#### [WORK TO BE COMPLETED]
Copy all lines in the material holding the string "this".

● ● ●

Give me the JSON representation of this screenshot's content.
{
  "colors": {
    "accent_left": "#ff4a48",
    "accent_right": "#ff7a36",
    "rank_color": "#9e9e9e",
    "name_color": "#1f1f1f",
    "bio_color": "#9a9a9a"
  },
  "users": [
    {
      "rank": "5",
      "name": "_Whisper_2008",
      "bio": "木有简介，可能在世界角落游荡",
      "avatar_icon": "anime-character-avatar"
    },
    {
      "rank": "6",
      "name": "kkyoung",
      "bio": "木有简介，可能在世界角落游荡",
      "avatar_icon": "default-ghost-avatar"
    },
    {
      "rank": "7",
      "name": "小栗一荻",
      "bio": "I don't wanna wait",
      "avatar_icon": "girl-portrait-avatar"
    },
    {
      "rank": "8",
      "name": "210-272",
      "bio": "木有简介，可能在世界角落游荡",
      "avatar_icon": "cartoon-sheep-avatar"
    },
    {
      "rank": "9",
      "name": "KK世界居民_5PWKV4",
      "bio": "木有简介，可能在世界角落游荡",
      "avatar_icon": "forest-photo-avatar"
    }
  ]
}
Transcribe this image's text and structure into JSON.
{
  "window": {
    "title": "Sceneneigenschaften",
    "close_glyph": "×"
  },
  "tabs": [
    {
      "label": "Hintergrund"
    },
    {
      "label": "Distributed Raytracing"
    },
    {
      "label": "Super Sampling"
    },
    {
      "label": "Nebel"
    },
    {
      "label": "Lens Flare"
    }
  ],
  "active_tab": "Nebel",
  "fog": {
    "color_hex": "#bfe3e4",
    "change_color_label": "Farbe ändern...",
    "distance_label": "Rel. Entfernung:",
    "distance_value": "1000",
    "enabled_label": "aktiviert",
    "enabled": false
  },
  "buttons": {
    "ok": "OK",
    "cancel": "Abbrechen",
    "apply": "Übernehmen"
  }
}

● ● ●

#### [REPLY TO THE EXERCISE]
Give me the JSON representation of this screenshot's content.
Transcribe this image's text and structure into JSON.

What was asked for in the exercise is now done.